## The data

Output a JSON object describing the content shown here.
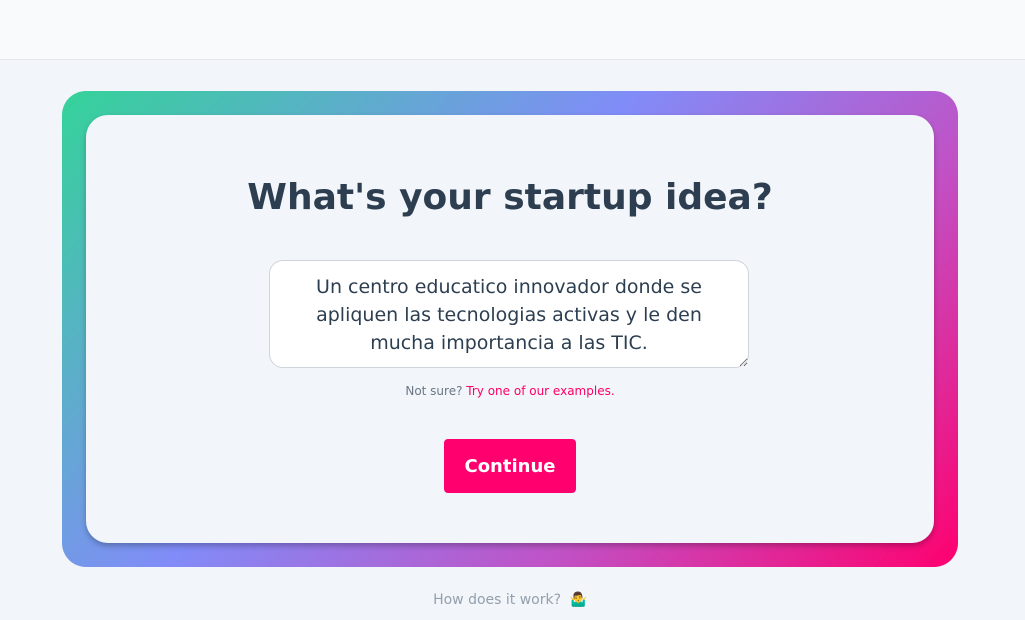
{
  "header": {},
  "card": {
    "title": "What's your startup idea?",
    "idea_value": "Un centro educatico innovador donde se apliquen las tecnologias activas y le den mucha importancia a las TIC.",
    "hint_prefix": "Not sure?",
    "hint_link": "Try one of our examples.",
    "continue_label": "Continue"
  },
  "footer": {
    "how_label": "How does it work?",
    "how_icon": "person-shrugging-icon",
    "how_emoji": "🤷‍♂️"
  },
  "colors": {
    "accent": "#ff006e",
    "gradient_start": "#34d399",
    "gradient_mid": "#818cf8",
    "gradient_end": "#ff006e",
    "title": "#2c3e50"
  }
}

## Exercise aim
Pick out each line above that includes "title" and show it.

## Exercise solution
    "title": "What's your startup idea?",
    "title": "#2c3e50"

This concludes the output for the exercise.